Loveday was unaware of any bills pending in Springfield, but noted Illinois congressional Democrats Tammy Duckworth of Hoffman Estates and Mike Quigley of Chicago have introduced bills that would provide grants for lead removal and provide better notification about lead-testing results.
In your home
There are other long-term options as well. Filtration systems that run from as little as $20 for a faucet-mounted device to several hundreds of dollars for equipment that covers the entirety of a house can eliminate many contaminants, including lead. Some water treatment companies offer filtration system rentals.
The Water Quality Association and other independent product safety outfits like Environmental Working Group, based in Washington D.C., certify, test and even rank filtration systems at their respective websites wqa.org and ewg.org.
"The good news is that Americans can filter their drinking water to reduce their exposure to many common contaminants, like lead," said Nneka Leiba, EWG deputy director of research. "When shopping for water filters, be sure to choose a model certified for lead removal by NSF International, the California Environmental Protection Agency or Water Quality Association."
And while specific details about water quality are few in the government-mandated Consumer Confidence Reports each water system operator must issue annually, there are even fewer regulations regarding disclosure of plumbing materials and water quality history for properties.
Marchetti said if the property has a private well for drinking water, that's the only time any water testing is required for selling a house. Sellers are required to disclose plumbing defects, but lead water lines aren't considered defects. There's also nothing that requires sellers to catalog what the plumbing and piping is made of. Some homes might have copper plumbing, but the joints might have been sealed using lead and zinc solder, which is no longer allowed.
Home inspectors should be able to tell buyers if the service line connecting the property to the water system is lead, but if you already own the house, most people wouldn't know, plumbing experts said.
"There's an easy way to tell if you have a lead line coming into your house," said Thom Jungels, president of the Fox Valley chapter of the Illinois Plumbing Inspectors Association. "But you also have to know where your water meter is located."
If homeowners do know where their water meter is -- usually in a basement or utility closet -- look for a telltale "knob" that connects the pipe to the meter, Jungels said. This bulbous knob, only present in lead pipe connections, is the fitting that's been affixed to the malleable lead line to prevent leaks.

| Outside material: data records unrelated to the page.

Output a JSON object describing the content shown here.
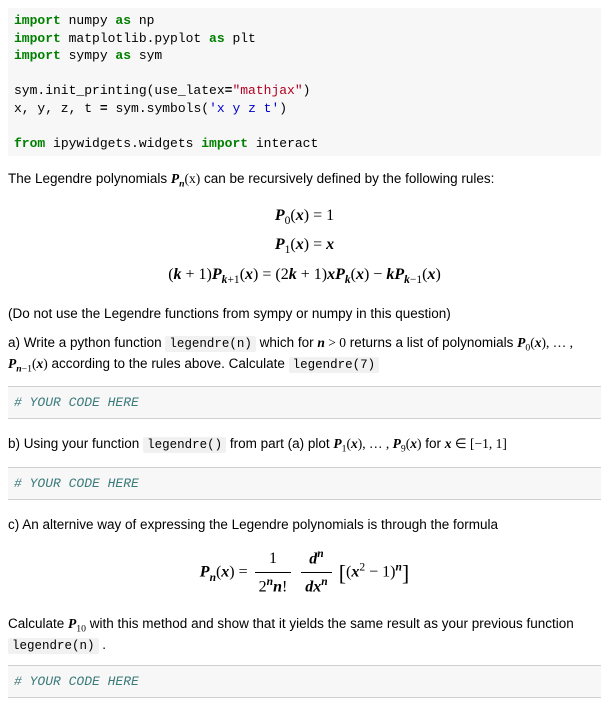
{
  "code": {
    "import_kw": "import",
    "as_kw": "as",
    "from_kw": "from",
    "line1_mod": " numpy ",
    "line1_alias": " np",
    "line2_mod": " matplotlib.pyplot ",
    "line2_alias": " plt",
    "line3_mod": " sympy ",
    "line3_alias": " sym",
    "line4_a": "sym.init_printing(use_latex",
    "line4_eq": "=",
    "line4_str": "\"mathjax\"",
    "line4_b": ")",
    "line5_a": "x, y, z, t ",
    "line5_eq": "=",
    "line5_b": " sym.symbols(",
    "line5_str": "'x y z t'",
    "line5_c": ")",
    "line6_mod": " ipywidgets.widgets ",
    "line6_import": " interact"
  },
  "intro": {
    "text_a": "The Legendre polynomials ",
    "math_Pn": "P",
    "math_sub_n": "n",
    "math_x": "(x)",
    "text_b": " can be recursively defined by the following rules:"
  },
  "recursion": {
    "eq1": "P₀(x) = 1",
    "eq2": "P₁(x) = x",
    "eq3": "(k + 1)Pₖ₊₁(x) = (2k + 1)xPₖ(x) − kPₖ₋₁(x)"
  },
  "note": "(Do not use the Legendre functions from sympy or numpy in this question)",
  "part_a": {
    "label": "a) Write a python function ",
    "code1": "legendre(n)",
    "mid1": " which for ",
    "math_cond": "n > 0",
    "mid2": " returns a list of polynomials ",
    "math_list": "P₀(x), … , Pₙ₋₁(x)",
    "mid3": " according to the rules above. Calculate ",
    "code2": "legendre(7)"
  },
  "placeholder": "# YOUR CODE HERE",
  "part_b": {
    "label": "b) Using your function ",
    "code1": "legendre()",
    "mid1": " from part (a) plot ",
    "math_list": "P₁(x), … , P₉(x)",
    "mid2": " for ",
    "math_range": "x ∈ [−1, 1]"
  },
  "part_c": {
    "label": "c) An alternive way of expressing the Legendre polynomials is through the formula",
    "formula_lhs": "Pₙ(x) = ",
    "frac1_num": "1",
    "frac1_den": "2ⁿn!",
    "frac2_num": "dⁿ",
    "frac2_den": "dxⁿ",
    "bracket_inner": "(x² − 1)ⁿ",
    "after": "Calculate ",
    "math_p10": "P₁₀",
    "after2": " with this method and show that it yields the same result as your previous function ",
    "code1": "legendre(n)",
    "after3": " ."
  }
}
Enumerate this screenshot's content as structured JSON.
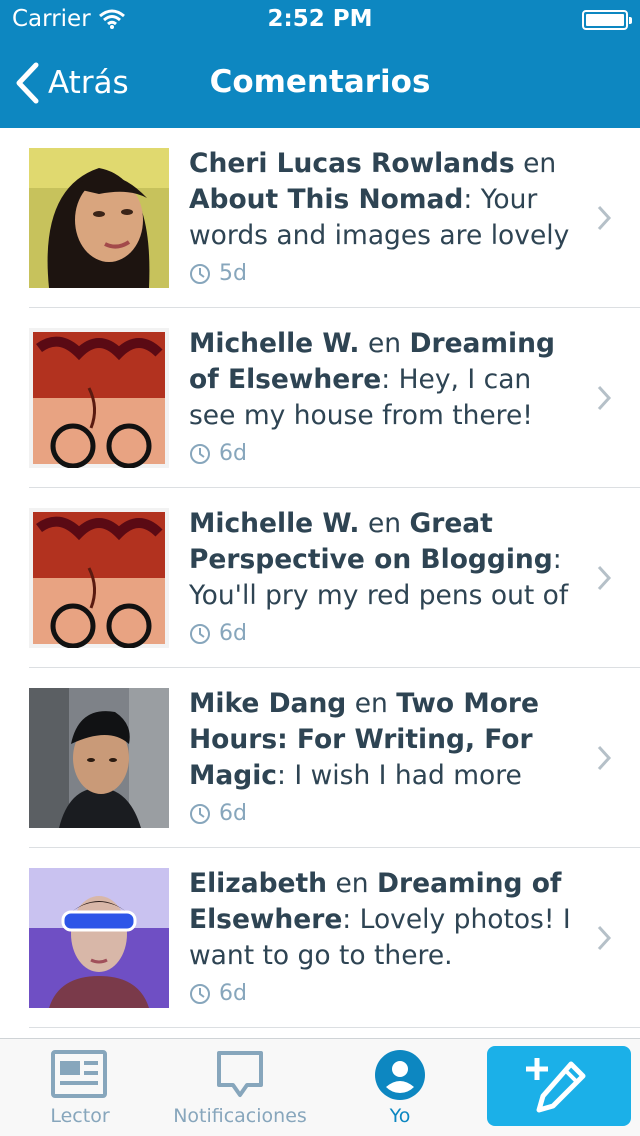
{
  "status_bar": {
    "carrier": "Carrier",
    "time": "2:52 PM"
  },
  "nav": {
    "back_label": "Atrás",
    "title": "Comentarios"
  },
  "comments": [
    {
      "author": "Cheri Lucas Rowlands",
      "connector": "en",
      "post": "About This Nomad",
      "excerpt": "Your words and images are lovely",
      "time": "5d"
    },
    {
      "author": "Michelle W.",
      "connector": "en",
      "post": "Dreaming of Elsewhere",
      "excerpt": "Hey, I can see my house from there!",
      "time": "6d"
    },
    {
      "author": "Michelle W.",
      "connector": "en",
      "post": "Great Perspective on Blogging",
      "excerpt": "You'll pry my red pens out of",
      "time": "6d"
    },
    {
      "author": "Mike Dang",
      "connector": "en",
      "post": "Two More Hours: For Writing, For Magic",
      "excerpt": "I wish I had more",
      "time": "6d"
    },
    {
      "author": "Elizabeth",
      "connector": "en",
      "post": "Dreaming of Elsewhere",
      "excerpt": "Lovely photos! I want to go to there.",
      "time": "6d"
    }
  ],
  "tabbar": {
    "reader_label": "Lector",
    "notifications_label": "Notificaciones",
    "me_label": "Yo",
    "active_tab": "Yo"
  },
  "colors": {
    "header": "#0d87c1",
    "accent": "#1bb0e8",
    "text": "#2e4453",
    "muted": "#87a6bc"
  },
  "icons": [
    "wifi-icon",
    "battery-icon",
    "back-chevron-icon",
    "clock-icon",
    "chevron-right-icon",
    "reader-icon",
    "notifications-icon",
    "me-icon",
    "write-post-icon"
  ]
}
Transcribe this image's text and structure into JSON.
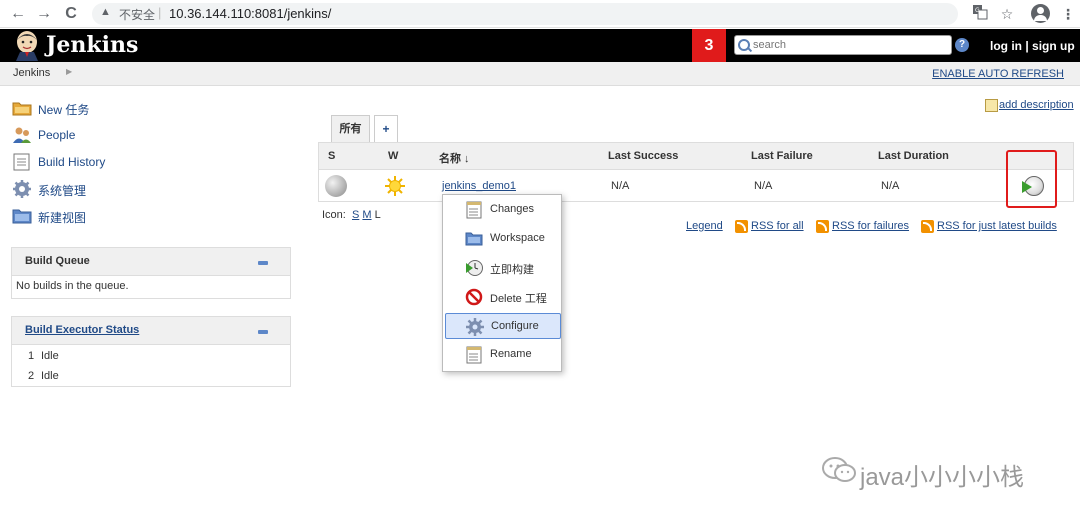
{
  "browser": {
    "back": "←",
    "forward": "→",
    "reload": "C",
    "insecure_label": "不安全",
    "url": "10.36.144.110:8081/jenkins/"
  },
  "header": {
    "logo_text": "Jenkins",
    "build_count": "3",
    "search_placeholder": "search",
    "help": "?",
    "login": "log in | sign up"
  },
  "breadcrumb": {
    "root": "Jenkins",
    "arrow": "▶",
    "auto_refresh": "ENABLE AUTO REFRESH"
  },
  "sidebar": {
    "tasks": [
      {
        "label": "New 任务",
        "icon": "folder-icon"
      },
      {
        "label": "People",
        "icon": "people-icon"
      },
      {
        "label": "Build History",
        "icon": "notepad-icon"
      },
      {
        "label": "系统管理",
        "icon": "gear-icon"
      },
      {
        "label": "新建视图",
        "icon": "folder-icon"
      }
    ],
    "build_queue": {
      "title": "Build Queue",
      "empty": "No builds in the queue."
    },
    "executors": {
      "title": "Build Executor Status",
      "rows": [
        {
          "num": "1",
          "status": "Idle"
        },
        {
          "num": "2",
          "status": "Idle"
        }
      ]
    }
  },
  "main": {
    "add_description": "add description",
    "tabs": [
      {
        "label": "所有",
        "active": true
      },
      {
        "label": "+",
        "active": false
      }
    ],
    "table": {
      "headers": {
        "s": "S",
        "w": "W",
        "name": "名称 ↓",
        "last_success": "Last Success",
        "last_failure": "Last Failure",
        "last_duration": "Last Duration"
      },
      "rows": [
        {
          "name": "jenkins_demo1",
          "last_success": "N/A",
          "last_failure": "N/A",
          "last_duration": "N/A"
        }
      ]
    },
    "icon_size": {
      "label": "Icon:",
      "s": "S",
      "m": "M",
      "l": "L"
    },
    "links": {
      "legend": "Legend",
      "rss_all": "RSS for all",
      "rss_failures": "RSS for failures",
      "rss_latest": "RSS for just latest builds"
    }
  },
  "context_menu": {
    "items": [
      {
        "label": "Changes",
        "icon": "notepad-icon",
        "active": false
      },
      {
        "label": "Workspace",
        "icon": "folder-icon",
        "active": false
      },
      {
        "label": "立即构建",
        "icon": "clock-play-icon",
        "active": false
      },
      {
        "label": "Delete 工程",
        "icon": "no-entry-icon",
        "active": false
      },
      {
        "label": "Configure",
        "icon": "gear-icon",
        "active": true
      },
      {
        "label": "Rename",
        "icon": "notepad-icon",
        "active": false
      }
    ]
  },
  "watermark": {
    "text": "java小小小小栈"
  },
  "colors": {
    "link": "#204a87",
    "header_bg": "#000000",
    "badge": "#e01b1b",
    "highlight": "#e01b1b"
  }
}
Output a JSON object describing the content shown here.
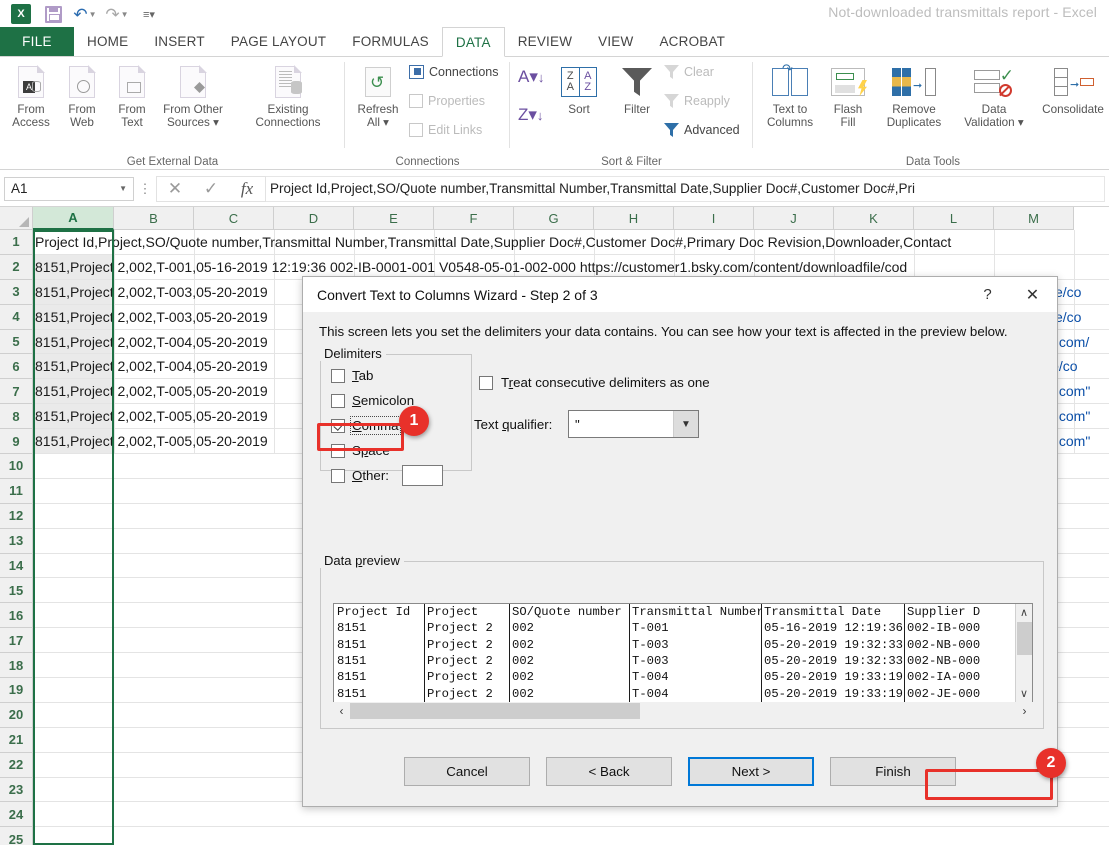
{
  "window": {
    "title": "Not-downloaded transmittals report - Excel",
    "quick_access": [
      "save-icon",
      "undo-icon",
      "redo-icon",
      "customize-qat-icon"
    ],
    "app_logo": "excel-logo"
  },
  "ribbon": {
    "tabs": [
      {
        "label": "FILE",
        "active": false
      },
      {
        "label": "HOME",
        "active": false
      },
      {
        "label": "INSERT",
        "active": false
      },
      {
        "label": "PAGE LAYOUT",
        "active": false
      },
      {
        "label": "FORMULAS",
        "active": false
      },
      {
        "label": "DATA",
        "active": true
      },
      {
        "label": "REVIEW",
        "active": false
      },
      {
        "label": "VIEW",
        "active": false
      },
      {
        "label": "ACROBAT",
        "active": false
      }
    ],
    "groups": [
      {
        "name": "Get External Data",
        "buttons": [
          {
            "line1": "From",
            "line2": "Access"
          },
          {
            "line1": "From",
            "line2": "Web"
          },
          {
            "line1": "From",
            "line2": "Text"
          },
          {
            "line1": "From Other",
            "line2": "Sources ▾"
          },
          {
            "line1": "Existing",
            "line2": "Connections"
          }
        ]
      },
      {
        "name": "Connections",
        "big": {
          "line1": "Refresh",
          "line2": "All ▾"
        },
        "items": [
          "Connections",
          "Properties",
          "Edit Links"
        ]
      },
      {
        "name": "Sort & Filter",
        "sort_az": "A↓",
        "sort_za": "Z↓",
        "sort_label": "Sort",
        "filter_label": "Filter",
        "items": [
          "Clear",
          "Reapply",
          "Advanced"
        ]
      },
      {
        "name": "Data Tools",
        "buttons": [
          {
            "line1": "Text to",
            "line2": "Columns"
          },
          {
            "line1": "Flash",
            "line2": "Fill"
          },
          {
            "line1": "Remove",
            "line2": "Duplicates"
          },
          {
            "line1": "Data",
            "line2": "Validation ▾"
          },
          {
            "line1": "Consolidate",
            "line2": ""
          }
        ]
      }
    ]
  },
  "formula_bar": {
    "name_box": "A1",
    "cancel_icon": "✕",
    "enter_icon": "✓",
    "function_icon": "fx",
    "value": "Project Id,Project,SO/Quote number,Transmittal Number,Transmittal Date,Supplier Doc#,Customer Doc#,Pri"
  },
  "sheet": {
    "columns": [
      "A",
      "B",
      "C",
      "D",
      "E",
      "F",
      "G",
      "H",
      "I",
      "J",
      "K",
      "L",
      "M"
    ],
    "selected_column": "A",
    "rows": [
      1,
      2,
      3,
      4,
      5,
      6,
      7,
      8,
      9,
      10,
      11,
      12,
      13,
      14,
      15,
      16,
      17,
      18,
      19,
      20,
      21,
      22,
      23,
      24,
      25
    ],
    "cells": [
      {
        "row": 1,
        "text": "Project Id,Project,SO/Quote number,Transmittal Number,Transmittal Date,Supplier Doc#,Customer Doc#,Primary Doc Revision,Downloader,Contact"
      },
      {
        "row": 2,
        "text": "8151,Project 2,002,T-001,05-16-2019 12:19:36 002-IB-0001-001 V0548-05-01-002-000 https://customer1.bsky.com/content/downloadfile/cod"
      },
      {
        "row": 3,
        "text": "8151,Project 2,002,T-003,05-20-2019",
        "tail": "/file/co"
      },
      {
        "row": 4,
        "text": "8151,Project 2,002,T-003,05-20-2019",
        "tail": "/file/co"
      },
      {
        "row": 5,
        "text": "8151,Project 2,002,T-004,05-20-2019",
        "tail": "ss.com/"
      },
      {
        "row": 6,
        "text": "8151,Project 2,002,T-004,05-20-2019",
        "tail": "file/co"
      },
      {
        "row": 7,
        "text": "8151,Project 2,002,T-005,05-20-2019",
        "tail": "ss.com\""
      },
      {
        "row": 8,
        "text": "8151,Project 2,002,T-005,05-20-2019",
        "tail": "ss.com\""
      },
      {
        "row": 9,
        "text": "8151,Project 2,002,T-005,05-20-2019",
        "tail": "ss.com\""
      }
    ]
  },
  "dialog": {
    "title": "Convert Text to Columns Wizard - Step 2 of 3",
    "help_icon": "?",
    "close_icon": "✕",
    "description": "This screen lets you set the delimiters your data contains.  You can see how your text is affected in the preview below.",
    "delimiters": {
      "legend": "Delimiters",
      "options": [
        {
          "label": "Tab",
          "checked": false,
          "accel": "T"
        },
        {
          "label": "Semicolon",
          "checked": false,
          "accel": "S"
        },
        {
          "label": "Comma",
          "checked": true,
          "accel": "C"
        },
        {
          "label": "Space",
          "checked": false,
          "accel": "p"
        },
        {
          "label": "Other:",
          "checked": false,
          "accel": "O"
        }
      ],
      "other_value": ""
    },
    "consecutive": {
      "label": "Treat consecutive delimiters as one",
      "checked": false
    },
    "text_qualifier": {
      "label": "Text qualifier:",
      "value": "\""
    },
    "preview": {
      "legend": "Data preview",
      "headers": [
        "Project Id",
        "Project",
        "SO/Quote number",
        "Transmittal Number",
        "Transmittal Date",
        "Supplier D"
      ],
      "rows": [
        [
          "8151",
          "Project 2",
          "002",
          "T-001",
          "05-16-2019 12:19:36",
          "002-IB-000"
        ],
        [
          "8151",
          "Project 2",
          "002",
          "T-003",
          "05-20-2019 19:32:33",
          "002-NB-000"
        ],
        [
          "8151",
          "Project 2",
          "002",
          "T-003",
          "05-20-2019 19:32:33",
          "002-NB-000"
        ],
        [
          "8151",
          "Project 2",
          "002",
          "T-004",
          "05-20-2019 19:33:19",
          "002-IA-000"
        ],
        [
          "8151",
          "Project 2",
          "002",
          "T-004",
          "05-20-2019 19:33:19",
          "002-JE-000"
        ]
      ],
      "scroll_up_icon": "∧",
      "scroll_down_icon": "∨",
      "scroll_left_icon": "‹",
      "scroll_right_icon": "›"
    },
    "buttons": [
      {
        "label": "Cancel",
        "style": "normal"
      },
      {
        "label": "< Back",
        "style": "normal"
      },
      {
        "label": "Next >",
        "style": "default"
      },
      {
        "label": "Finish",
        "style": "highlighted"
      }
    ]
  },
  "callouts": [
    {
      "number": "1",
      "target": "comma-checkbox"
    },
    {
      "number": "2",
      "target": "finish-button"
    }
  ],
  "colors": {
    "excel_green": "#1e7145",
    "callout_red": "#e8312a",
    "default_button_blue": "#0078d7",
    "link_blue": "#0b4fa8"
  }
}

Homeowners can also scrape the outer coating of the pipe. It will reveal a shiny metallic color on lead pipes. Magnets also don't stick to lead lines.